Lung Wei is a more ambiguous character. Since he is the lead and is played by a handsome, charismatic movie star we think we should sympathize with him. But he is also impetuous and very dangerous to those around him—the people closest to him are all dead by the end of the movie. He is an unskilled worker in a business—major crime—that requires coolness under stress, precise planning and knowing when to back down. Lung Wei doesn’t have any of these qualities. Most importantly he isn’t in it for the money alone. He wants revenge on Wang, a very bad reason for a kidnapping. Chao Hai Chuan tries to convince him it is not the way to go, that the four of them could simply waylay Wang and beat him up but Lung wants to return the humiliation he has suffered. He is the leader of the gang but has few of the requirements of a crime boss.

Another difficulty with Lung Wei is his relationship with Chin Chueh. After his demeaning encounter with Wang at the nightclub he goes to Chin’s apartment and treats her much more badly than Wang did him. He threatens her with a knife, slaps her around and essentially rapes her. They wake up the following morning and she is in love with him. While Ching Gong simply highlighted what is glossed over but still present in many movies—that all some women need is some rough treatment to allow them to see that they really want the anti-hero—it seems more offensive and disturbing. If I am anachronistically imposing and early 21st century critique on a movie more than 30 years old, then so be it. In reality, of course, (and I know that movies aren’t reality) Lung wouldn’t have awakened at all. Beating up a tough stripper and then falling asleep in her bed would be a very good way to have one’s throat cut in his sleep. But I digress.

The end of the movie is as melodramatic and excessive as anything put on film. The four are only prisoners on Death Row the clock ticks (literally—there are several shots of a clock) inexorably toward the time of execution. Niu Ta Kang (Tung Lam in an understated and effective performance) is too ashamed to see his mother for the last time and, having dropped her final letter to him, isn’t even allowed to take it with him to the gallows. The letter is retrieved and tossed into his coffin. Chao Hai Chuan, in his last meeting with his family, tells his children he will be home soon. His wife collapses under the dreadful knowledge that they will lose not only Chao but will not be able to afford even the cramped living conditions he has provided—he will be dead and his family on the street. Just before his meeting with the hangman he looks at the barred window high on the wall and sees a ghostly image of his wife and children, an image that slowly recedes. At the very end he reverts to his happy go lucky former self, joking with the hangman. Lung Wei’s death is worst of all since he leaves this world in an agony of rage against Chin Chueh not a good way to enter the afterlife in any system of belief. While the noose is being fitted around Lung’s neck, Chin Chueh bleeds to death from a miscarriage on the road in front of the prison, failing in her last attempt to see him. Everyone dies and no one dies well.

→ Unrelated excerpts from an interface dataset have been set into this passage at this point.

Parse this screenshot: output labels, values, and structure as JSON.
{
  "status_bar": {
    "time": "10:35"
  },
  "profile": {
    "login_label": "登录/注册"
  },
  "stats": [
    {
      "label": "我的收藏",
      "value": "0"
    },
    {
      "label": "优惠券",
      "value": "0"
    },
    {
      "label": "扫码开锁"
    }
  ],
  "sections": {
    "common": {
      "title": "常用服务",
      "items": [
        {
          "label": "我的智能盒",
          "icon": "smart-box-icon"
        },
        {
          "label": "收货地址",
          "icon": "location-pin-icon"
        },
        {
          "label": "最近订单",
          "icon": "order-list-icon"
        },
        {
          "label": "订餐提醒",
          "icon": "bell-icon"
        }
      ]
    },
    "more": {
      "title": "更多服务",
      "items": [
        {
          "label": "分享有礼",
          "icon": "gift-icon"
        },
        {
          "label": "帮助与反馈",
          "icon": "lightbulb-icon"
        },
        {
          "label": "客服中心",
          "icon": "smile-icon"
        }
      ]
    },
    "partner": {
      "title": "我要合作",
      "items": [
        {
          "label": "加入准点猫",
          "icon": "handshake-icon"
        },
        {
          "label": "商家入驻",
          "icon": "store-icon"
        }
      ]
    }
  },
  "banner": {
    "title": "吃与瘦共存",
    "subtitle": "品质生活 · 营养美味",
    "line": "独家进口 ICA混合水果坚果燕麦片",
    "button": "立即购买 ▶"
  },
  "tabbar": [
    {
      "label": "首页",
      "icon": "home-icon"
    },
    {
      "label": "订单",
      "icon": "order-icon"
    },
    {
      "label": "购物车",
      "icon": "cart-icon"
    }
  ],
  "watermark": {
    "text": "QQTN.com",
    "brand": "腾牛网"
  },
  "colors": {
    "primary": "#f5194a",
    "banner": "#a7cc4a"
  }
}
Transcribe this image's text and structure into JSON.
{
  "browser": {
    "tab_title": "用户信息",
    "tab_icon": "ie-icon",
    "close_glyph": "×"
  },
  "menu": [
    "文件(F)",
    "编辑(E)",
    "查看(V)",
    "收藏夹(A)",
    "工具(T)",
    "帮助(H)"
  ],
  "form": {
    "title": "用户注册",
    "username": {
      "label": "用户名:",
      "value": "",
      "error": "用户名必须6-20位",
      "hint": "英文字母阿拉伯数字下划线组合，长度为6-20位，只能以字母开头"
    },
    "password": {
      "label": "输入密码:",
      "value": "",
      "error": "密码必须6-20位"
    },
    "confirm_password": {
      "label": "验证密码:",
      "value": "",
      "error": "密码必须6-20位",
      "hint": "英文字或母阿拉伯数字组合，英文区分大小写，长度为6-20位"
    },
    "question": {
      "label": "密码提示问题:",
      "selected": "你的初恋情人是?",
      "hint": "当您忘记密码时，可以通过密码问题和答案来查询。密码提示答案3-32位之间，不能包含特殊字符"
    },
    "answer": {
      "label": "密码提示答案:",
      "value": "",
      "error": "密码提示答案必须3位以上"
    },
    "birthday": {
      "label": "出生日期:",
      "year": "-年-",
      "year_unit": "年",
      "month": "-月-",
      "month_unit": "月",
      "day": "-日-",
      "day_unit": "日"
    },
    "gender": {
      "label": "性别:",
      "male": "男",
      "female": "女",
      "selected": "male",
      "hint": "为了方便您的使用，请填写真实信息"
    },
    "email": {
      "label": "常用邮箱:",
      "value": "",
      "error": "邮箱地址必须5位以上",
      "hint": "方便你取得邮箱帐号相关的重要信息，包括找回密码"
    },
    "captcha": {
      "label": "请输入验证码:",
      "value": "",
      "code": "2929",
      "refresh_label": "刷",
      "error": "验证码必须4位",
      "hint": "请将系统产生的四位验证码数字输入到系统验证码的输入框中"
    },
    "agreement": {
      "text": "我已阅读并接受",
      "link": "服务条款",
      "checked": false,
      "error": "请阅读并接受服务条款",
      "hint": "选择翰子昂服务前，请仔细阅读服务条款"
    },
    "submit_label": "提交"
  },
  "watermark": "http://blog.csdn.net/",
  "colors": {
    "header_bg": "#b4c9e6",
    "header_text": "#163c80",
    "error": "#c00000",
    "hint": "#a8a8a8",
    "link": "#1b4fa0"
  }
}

“Kidnap”, while based on the last death sentences carried out in Hong Kong, is not about capital punishment. Unlike movies such as “I Want to Live”, “Dance with a Stranger or “Let Him Have It”, there is no question here of guilt nor is the morality of the death penalty questioned. The imposition of the death sentence is depicted as appropriate and just and gave Ching Gong and his principal actors a chance to draw out the coda of the film for everyone to get a dramatic death scene

Recommended
Reviewer Score: 7